A small number of children are actively disliked and rejected by their peers; this rejection may continue from year to year. There are two sub-types of rejected students: rejected-submissive children tend to be ostracized and victimized, rejected-aggressive students tend to be bullies or otherwise anti-social.
• High on measures of aggression, withdrawal, disruptive behavior, and loneliness
• Low on measures of cognitive and social skills
• Poor at peer-entry situations (hover, then impulsively use high-risk strategies to try to enter)
• Unpredictable, do things which embarrasses self and others
• Rejected-submissive children benefit from social skills training and help with integrating into the classroom; rejected-aggressive children benefit from interventions aimed at impulse control, anger management, and clear consequences of their behavior
Neglected children are neither liked nor disliked by their peers; they often "fall through the cracks" because they are not disruptive or overtly distressed.
• Intermediate between accepted and rejected children on measures of loneliness, depression, withdrawal, sociability, cognitive ability
• Less well-known by peers, low level of involvement with group activities

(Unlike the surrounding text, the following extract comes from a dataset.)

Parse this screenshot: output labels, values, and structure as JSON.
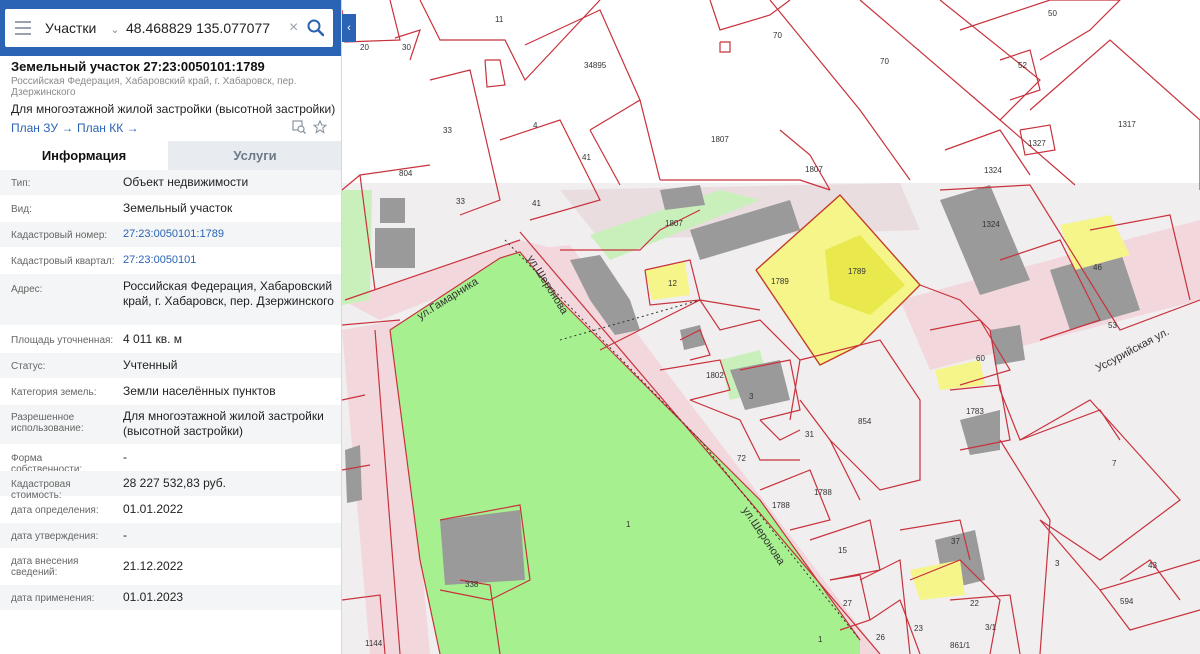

• Because neglected children are often compliant, adult-oriented, and/or academically high achieving, adults often miss their social isolation
• Usually develop a best friend by late elementary school
• Neglected children benefit from opportunities for visibility and involvement, and from family therapy to address family patterns of isolation and withdrawal
Liked by some peers and disliked by others, some examples of controversial students are bullies who are disliked by their victims and liked by their henchmen; "class clowns" who are liked by some and disdained by others; "queen bees" who are liked by their own cliques but seen as stuck-up by others; or (in high school) artistic or outcast students who have found a niche for themselves but are still rejected by the in-group.
• Combine traits of accepted and rejected children: high aggression and high sociability
• Compensate for their disruptive and aggressive behavior with their cognitive and social abilities, so buffered from exclusion
• Less impulsive than rejected-aggressive students, so can control aggression when adults are present and display aggression in socially acceptable ways
• Controversial children benefit from coaching and training to develop insight into the impact their behavior has on others